Galerie Rolando Anselmi
Galerie Rolando Anselmi is pleased to present an exhibition of new work by Jodie Carey. This exhibition weaves together ideas surrounding time and timelessness, to explore traditions of commemoration and remembrance. Drawing influence from the land and ancient images of stone circles, Carey assimilates the geometric simplicity and large-scale directness to create works that seek a material response to the idea of sculpture, as a carrier for collective memory.
Early Old comprises of two plaster sculptures cast directly in the ground. The plaster surface bears all the traces of the land in which they were made, engaging with the earth itself – centuries of soil, the skin of the earth, without which there would be no life. As with previous series, the handmade materiality and material roughness of the works is contrasted by the vulnerability of the ephemeral materials Carey employs in their making. Primarily physical works, the bold simplified forms convey a sense of monumentally, their vertical stance akin to prehistoric ancient monuments. They echo the immortality of standing stones and suggest a primitive connection with the substance of life. Final marks made by the artist, using paint and colour pencil, emphasis the roughly hewn forms.
In sharp contrast to the large simplified forms of Early Old is Fallen, a thousand porcelain leaves which litter the gallery floor.
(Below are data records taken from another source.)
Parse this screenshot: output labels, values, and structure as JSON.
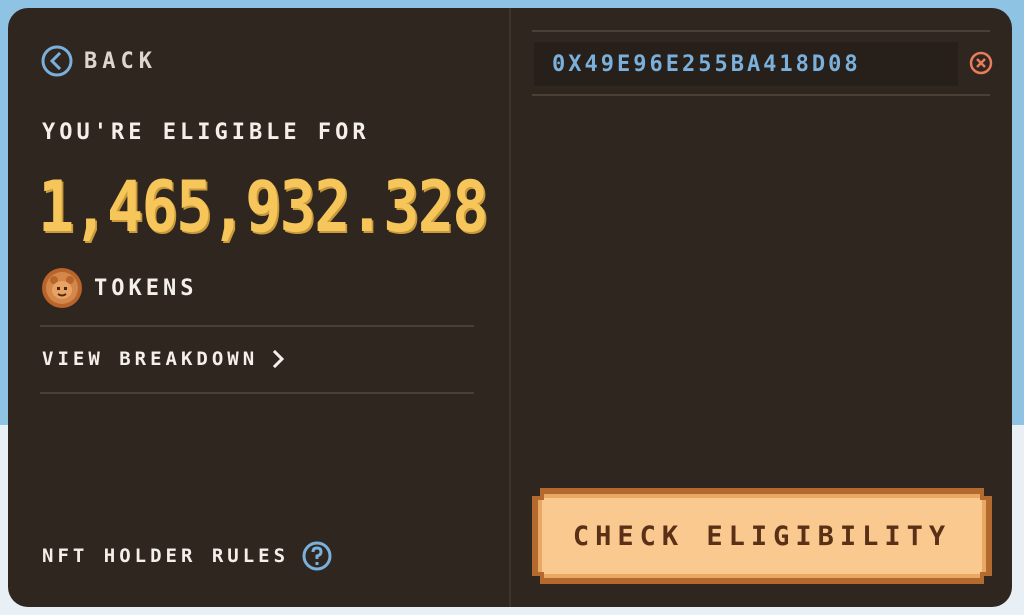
{
  "left_panel": {
    "back_label": "BACK",
    "eligible_title": "YOU'RE ELIGIBLE FOR",
    "amount": "1,465,932.328",
    "tokens_label": "TOKENS",
    "breakdown_label": "VIEW BREAKDOWN",
    "rules_label": "NFT HOLDER RULES"
  },
  "right_panel": {
    "address_value": "0X49E96E255BA418D08",
    "check_button_label": "CHECK ELIGIBILITY"
  },
  "colors": {
    "card_bg": "#2e261f",
    "amount": "#f6c65a",
    "accent_blue": "#7ab0db",
    "clear_icon": "#e97c5c",
    "button_fill": "#f9c98f",
    "button_text": "#5a3016"
  },
  "icons": {
    "back": "circle-chevron-left-icon",
    "token": "bear-coin-icon",
    "breakdown": "chevron-right-icon",
    "rules": "question-circle-icon",
    "clear": "close-circle-icon"
  }
}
This juxtaposition of size, scale and material between the two sculptural works emphasis further the fragility and delicacy of the ceramic leaves. Each leaf is unique, created by dipping its skeleton directly in slip. After firing, the ashes remain immortalised within the porcelain body – the elegiac, transient nature of falling leaves captured forever in ceramic.
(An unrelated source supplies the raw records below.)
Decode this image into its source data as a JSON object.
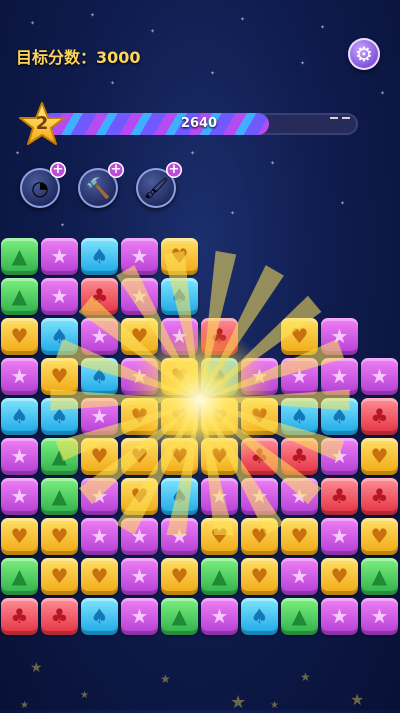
{
  "header": {
    "target_label": "目标分数：3000"
  },
  "settings": {
    "icon": "gear-icon"
  },
  "progress": {
    "level": "2",
    "score": "2640",
    "target": 3000,
    "fill_fraction": 0.72
  },
  "tools": [
    {
      "name": "refresh-tool",
      "icon": "rainbow-ring-icon",
      "plus": "+"
    },
    {
      "name": "hammer-tool",
      "icon": "hammer-icon",
      "plus": "+"
    },
    {
      "name": "brush-tool",
      "icon": "paintbrush-icon",
      "plus": "+"
    }
  ],
  "board": {
    "colors": {
      "g": "#3ccc5a",
      "p": "#c84fe4",
      "b": "#2ab8f2",
      "r": "#ee4554",
      "y": "#f7c12a"
    },
    "rows": [
      [
        "g",
        "p",
        "b",
        "p",
        "y",
        "",
        "",
        "",
        "",
        ""
      ],
      [
        "g",
        "p",
        "r",
        "p",
        "b",
        "",
        "",
        "",
        "",
        ""
      ],
      [
        "y",
        "b",
        "p",
        "y",
        "p",
        "r",
        "",
        "y",
        "p",
        ""
      ],
      [
        "p",
        "y",
        "b",
        "p",
        "y",
        "b",
        "p",
        "p",
        "p",
        "p"
      ],
      [
        "b",
        "b",
        "p",
        "y",
        "y",
        "y",
        "y",
        "b",
        "b",
        "r"
      ],
      [
        "p",
        "g",
        "y",
        "y",
        "y",
        "y",
        "r",
        "r",
        "p",
        "y"
      ],
      [
        "p",
        "g",
        "p",
        "y",
        "b",
        "p",
        "p",
        "p",
        "r",
        "r"
      ],
      [
        "y",
        "y",
        "p",
        "p",
        "p",
        "y",
        "y",
        "y",
        "p",
        "y"
      ],
      [
        "g",
        "y",
        "y",
        "p",
        "y",
        "g",
        "y",
        "p",
        "y",
        "g"
      ],
      [
        "r",
        "r",
        "b",
        "p",
        "g",
        "p",
        "b",
        "g",
        "p",
        "p"
      ]
    ]
  }
}
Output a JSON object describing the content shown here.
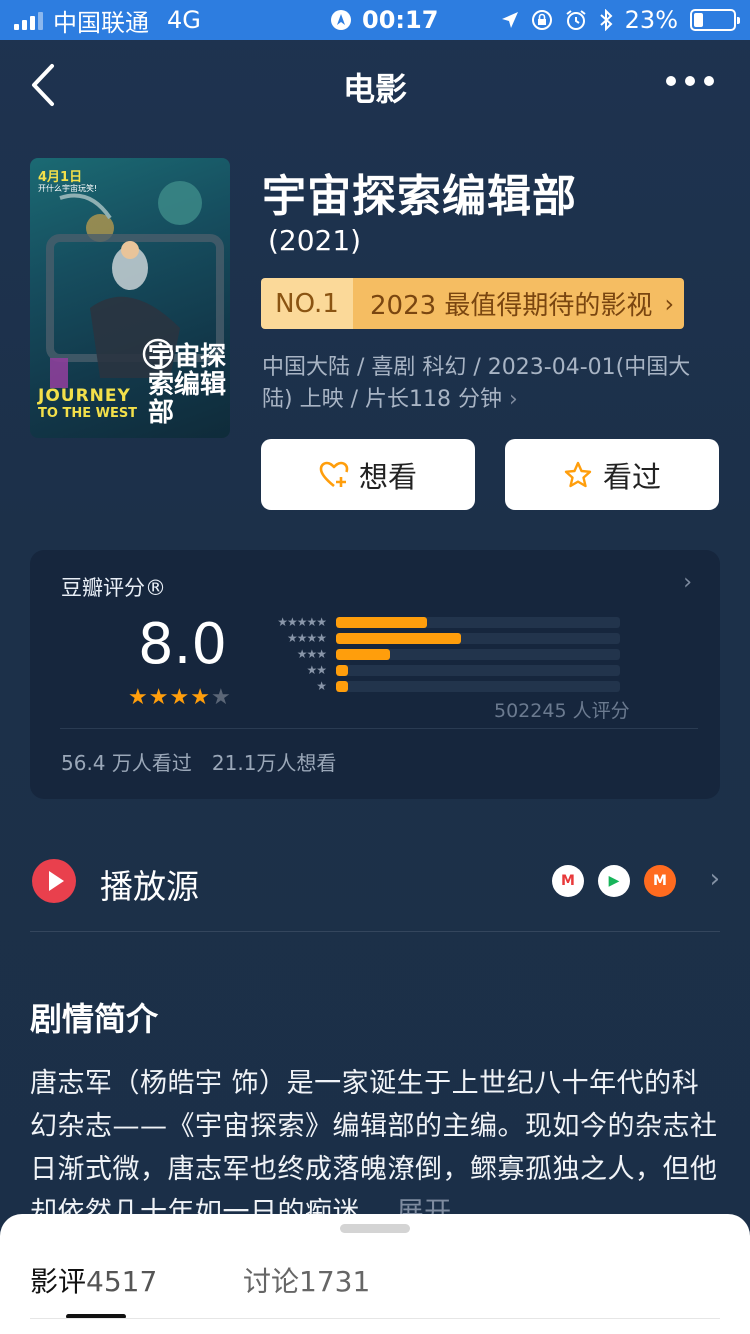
{
  "status_bar": {
    "carrier": "中国联通",
    "network": "4G",
    "time": "00:17",
    "battery": "23%",
    "battery_level": 0.23
  },
  "nav": {
    "title": "电影"
  },
  "poster": {
    "date": "4月1日",
    "tagline": "开什么宇宙玩笑!",
    "en_line1": "JOURNEY",
    "en_line2": "TO THE WEST",
    "cn_title": "宇宙探索编辑部"
  },
  "movie": {
    "title": "宇宙探索编辑部",
    "year": "(2021)",
    "rank_no": "NO.1",
    "rank_text": "2023 最值得期待的影视",
    "meta": "中国大陆 / 喜剧 科幻 / 2023-04-01(中国大陆) 上映 / 片长118 分钟"
  },
  "actions": {
    "want_label": "想看",
    "seen_label": "看过"
  },
  "rating": {
    "label": "豆瓣评分®",
    "score": "8.0",
    "stars": 4,
    "count": "502245 人评分",
    "distribution": [
      {
        "stars": 5,
        "fraction": 0.32
      },
      {
        "stars": 4,
        "fraction": 0.44
      },
      {
        "stars": 3,
        "fraction": 0.19
      },
      {
        "stars": 2,
        "fraction": 0.04
      },
      {
        "stars": 1,
        "fraction": 0.04
      }
    ],
    "seen_count": "56.4 万人看过",
    "want_count": "21.1万人想看",
    "accent": "#ff9e0c"
  },
  "play_source": {
    "label": "播放源",
    "platforms": [
      "M",
      "▶",
      "M"
    ]
  },
  "synopsis": {
    "title": "剧情简介",
    "text": "唐志军（杨皓宇 饰）是一家诞生于上世纪八十年代的科幻杂志——《宇宙探索》编辑部的主编。现如今的杂志社日渐式微，唐志军也终成落魄潦倒，鳏寡孤独之人，但他却依然几十年如一日的痴迷",
    "more": "展开"
  },
  "bottom_tabs": {
    "reviews_label": "影评",
    "reviews_count": "4517",
    "discussion_label": "讨论",
    "discussion_count": "1731"
  }
}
Untitled (patchworks) are created from linen and canvas dipped in plaster and worked on using paint and colour pencil. Despite bearing no discernible narrative, in medium and appearance, they recall folk- traditions of recording and recounting collective memory through tapestries and quilt making. The simple mark-making evocates wall or cave drawing, the most ancient practice of recording human history and memory.
The contemplation of mortality, of memorials and of the passing of time, is frequently addressed throughout the history of art. Jodie Carey eloquently continues this tradition, utilising ideas, materials, processes and techniques which weave together elements of the contemporary and the traditional, to create compelling and poignant works, full of elegance, gravity, commitment and poetry.